■ What is needed
Please print each record that follows precisely as it appears.

[The input — start]

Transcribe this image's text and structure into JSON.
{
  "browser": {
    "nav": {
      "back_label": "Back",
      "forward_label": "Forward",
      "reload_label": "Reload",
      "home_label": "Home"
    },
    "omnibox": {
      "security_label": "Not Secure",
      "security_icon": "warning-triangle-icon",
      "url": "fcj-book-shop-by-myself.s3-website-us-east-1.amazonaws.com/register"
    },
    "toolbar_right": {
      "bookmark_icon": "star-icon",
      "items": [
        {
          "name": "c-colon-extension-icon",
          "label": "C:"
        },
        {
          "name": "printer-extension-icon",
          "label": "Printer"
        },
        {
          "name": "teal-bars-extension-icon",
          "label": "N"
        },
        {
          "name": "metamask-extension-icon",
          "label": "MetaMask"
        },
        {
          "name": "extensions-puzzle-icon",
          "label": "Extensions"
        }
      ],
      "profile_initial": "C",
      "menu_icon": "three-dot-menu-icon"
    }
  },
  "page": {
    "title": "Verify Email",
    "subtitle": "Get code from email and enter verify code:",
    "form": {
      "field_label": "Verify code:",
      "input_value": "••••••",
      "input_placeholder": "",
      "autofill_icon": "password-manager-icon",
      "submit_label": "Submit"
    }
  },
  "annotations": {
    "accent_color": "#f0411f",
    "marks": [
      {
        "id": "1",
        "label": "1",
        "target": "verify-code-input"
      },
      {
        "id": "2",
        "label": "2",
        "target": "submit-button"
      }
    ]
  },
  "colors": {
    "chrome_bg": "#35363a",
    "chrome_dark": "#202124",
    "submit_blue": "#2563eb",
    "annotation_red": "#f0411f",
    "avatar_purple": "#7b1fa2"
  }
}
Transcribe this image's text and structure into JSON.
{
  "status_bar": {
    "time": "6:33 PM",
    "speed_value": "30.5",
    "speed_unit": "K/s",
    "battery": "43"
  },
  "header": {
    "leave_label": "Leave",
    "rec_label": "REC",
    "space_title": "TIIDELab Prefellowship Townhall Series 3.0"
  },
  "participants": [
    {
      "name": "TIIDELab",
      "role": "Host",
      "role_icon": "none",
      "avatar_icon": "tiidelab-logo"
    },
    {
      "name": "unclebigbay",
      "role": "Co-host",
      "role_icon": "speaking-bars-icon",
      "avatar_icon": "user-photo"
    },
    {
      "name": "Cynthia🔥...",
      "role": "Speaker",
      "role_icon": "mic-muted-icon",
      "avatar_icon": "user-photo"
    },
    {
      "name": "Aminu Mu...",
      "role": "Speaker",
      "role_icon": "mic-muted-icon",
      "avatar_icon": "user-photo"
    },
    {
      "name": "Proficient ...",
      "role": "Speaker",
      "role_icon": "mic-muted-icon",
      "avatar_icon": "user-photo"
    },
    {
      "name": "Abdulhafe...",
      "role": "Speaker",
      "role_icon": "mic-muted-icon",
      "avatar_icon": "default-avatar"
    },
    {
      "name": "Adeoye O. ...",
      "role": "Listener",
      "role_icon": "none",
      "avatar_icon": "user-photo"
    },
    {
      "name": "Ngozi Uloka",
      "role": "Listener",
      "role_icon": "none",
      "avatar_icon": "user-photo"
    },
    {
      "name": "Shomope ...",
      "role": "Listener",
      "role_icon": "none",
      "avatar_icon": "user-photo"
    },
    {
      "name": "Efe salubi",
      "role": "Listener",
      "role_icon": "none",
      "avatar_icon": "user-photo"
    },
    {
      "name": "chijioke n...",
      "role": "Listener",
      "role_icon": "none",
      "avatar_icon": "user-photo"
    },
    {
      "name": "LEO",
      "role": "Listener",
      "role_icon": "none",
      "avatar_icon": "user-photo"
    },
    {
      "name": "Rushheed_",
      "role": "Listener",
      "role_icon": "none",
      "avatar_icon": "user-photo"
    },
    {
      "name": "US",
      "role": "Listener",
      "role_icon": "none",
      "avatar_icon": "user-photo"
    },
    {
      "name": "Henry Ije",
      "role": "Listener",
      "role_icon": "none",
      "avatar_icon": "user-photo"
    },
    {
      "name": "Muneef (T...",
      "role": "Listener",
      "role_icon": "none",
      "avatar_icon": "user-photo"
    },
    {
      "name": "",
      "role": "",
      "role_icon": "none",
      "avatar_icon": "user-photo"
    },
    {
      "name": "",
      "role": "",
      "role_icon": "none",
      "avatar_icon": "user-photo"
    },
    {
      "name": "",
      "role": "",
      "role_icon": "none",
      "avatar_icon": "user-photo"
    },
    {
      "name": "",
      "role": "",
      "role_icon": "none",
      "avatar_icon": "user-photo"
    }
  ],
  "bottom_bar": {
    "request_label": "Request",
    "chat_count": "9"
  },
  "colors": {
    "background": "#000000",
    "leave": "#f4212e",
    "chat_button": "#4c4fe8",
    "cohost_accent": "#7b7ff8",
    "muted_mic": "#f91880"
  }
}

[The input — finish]

■ Written answer
Transcribe this image's text and structure into JSON.
{
  "browser": {
    "nav": {
      "back_label": "Back",
      "forward_label": "Forward",
      "reload_label": "Reload",
      "home_label": "Home"
    },
    "omnibox": {
      "security_label": "Not Secure",
      "security_icon": "warning-triangle-icon",
      "url": "fcj-book-shop-by-myself.s3-website-us-east-1.amazonaws.com/register"
    },
    "toolbar_right": {
      "bookmark_icon": "star-icon",
      "items": [
        {
          "name": "c-colon-extension-icon",
          "label": "C:"
        },
        {
          "name": "printer-extension-icon",
          "label": "Printer"
        },
        {
          "name": "teal-bars-extension-icon",
          "label": "N"
        },
        {
          "name": "metamask-extension-icon",
          "label": "MetaMask"
        },
        {
          "name": "extensions-puzzle-icon",
          "label": "Extensions"
        }
      ],
      "profile_initial": "C",
      "menu_icon": "three-dot-menu-icon"
    }
  },
  "page": {
    "title": "Verify Email",
    "subtitle": "Get code from email and enter verify code:",
    "form": {
      "field_label": "Verify code:",
      "input_value": "••••••",
      "input_placeholder": "",
      "autofill_icon": "password-manager-icon",
      "submit_label": "Submit"
    }
  },
  "annotations": {
    "accent_color": "#f0411f",
    "marks": [
      {
        "id": "1",
        "label": "1",
        "target": "verify-code-input"
      },
      {
        "id": "2",
        "label": "2",
        "target": "submit-button"
      }
    ]
  },
  "colors": {
    "chrome_bg": "#35363a",
    "chrome_dark": "#202124",
    "submit_blue": "#2563eb",
    "annotation_red": "#f0411f",
    "avatar_purple": "#7b1fa2"
  }
}
Transcribe this image's text and structure into JSON.
{
  "status_bar": {
    "time": "6:33 PM",
    "speed_value": "30.5",
    "speed_unit": "K/s",
    "battery": "43"
  },
  "header": {
    "leave_label": "Leave",
    "rec_label": "REC",
    "space_title": "TIIDELab Prefellowship Townhall Series 3.0"
  },
  "participants": [
    {
      "name": "TIIDELab",
      "role": "Host",
      "role_icon": "none",
      "avatar_icon": "tiidelab-logo"
    },
    {
      "name": "unclebigbay",
      "role": "Co-host",
      "role_icon": "speaking-bars-icon",
      "avatar_icon": "user-photo"
    },
    {
      "name": "Cynthia🔥...",
      "role": "Speaker",
      "role_icon": "mic-muted-icon",
      "avatar_icon": "user-photo"
    },
    {
      "name": "Aminu Mu...",
      "role": "Speaker",
      "role_icon": "mic-muted-icon",
      "avatar_icon": "user-photo"
    },
    {
      "name": "Proficient ...",
      "role": "Speaker",
      "role_icon": "mic-muted-icon",
      "avatar_icon": "user-photo"
    },
    {
      "name": "Abdulhafe...",
      "role": "Speaker",
      "role_icon": "mic-muted-icon",
      "avatar_icon": "default-avatar"
    },
    {
      "name": "Adeoye O. ...",
      "role": "Listener",
      "role_icon": "none",
      "avatar_icon": "user-photo"
    },
    {
      "name": "Ngozi Uloka",
      "role": "Listener",
      "role_icon": "none",
      "avatar_icon": "user-photo"
    },
    {
      "name": "Shomope ...",
      "role": "Listener",
      "role_icon": "none",
      "avatar_icon": "user-photo"
    },
    {
      "name": "Efe salubi",
      "role": "Listener",
      "role_icon": "none",
      "avatar_icon": "user-photo"
    },
    {
      "name": "chijioke n...",
      "role": "Listener",
      "role_icon": "none",
      "avatar_icon": "user-photo"
    },
    {
      "name": "LEO",
      "role": "Listener",
      "role_icon": "none",
      "avatar_icon": "user-photo"
    },
    {
      "name": "Rushheed_",
      "role": "Listener",
      "role_icon": "none",
      "avatar_icon": "user-photo"
    },
    {
      "name": "US",
      "role": "Listener",
      "role_icon": "none",
      "avatar_icon": "user-photo"
    },
    {
      "name": "Henry Ije",
      "role": "Listener",
      "role_icon": "none",
      "avatar_icon": "user-photo"
    },
    {
      "name": "Muneef (T...",
      "role": "Listener",
      "role_icon": "none",
      "avatar_icon": "user-photo"
    },
    {
      "name": "",
      "role": "",
      "role_icon": "none",
      "avatar_icon": "user-photo"
    },
    {
      "name": "",
      "role": "",
      "role_icon": "none",
      "avatar_icon": "user-photo"
    },
    {
      "name": "",
      "role": "",
      "role_icon": "none",
      "avatar_icon": "user-photo"
    },
    {
      "name": "",
      "role": "",
      "role_icon": "none",
      "avatar_icon": "user-photo"
    }
  ],
  "bottom_bar": {
    "request_label": "Request",
    "chat_count": "9"
  },
  "colors": {
    "background": "#000000",
    "leave": "#f4212e",
    "chat_button": "#4c4fe8",
    "cohost_accent": "#7b7ff8",
    "muted_mic": "#f91880"
  }
}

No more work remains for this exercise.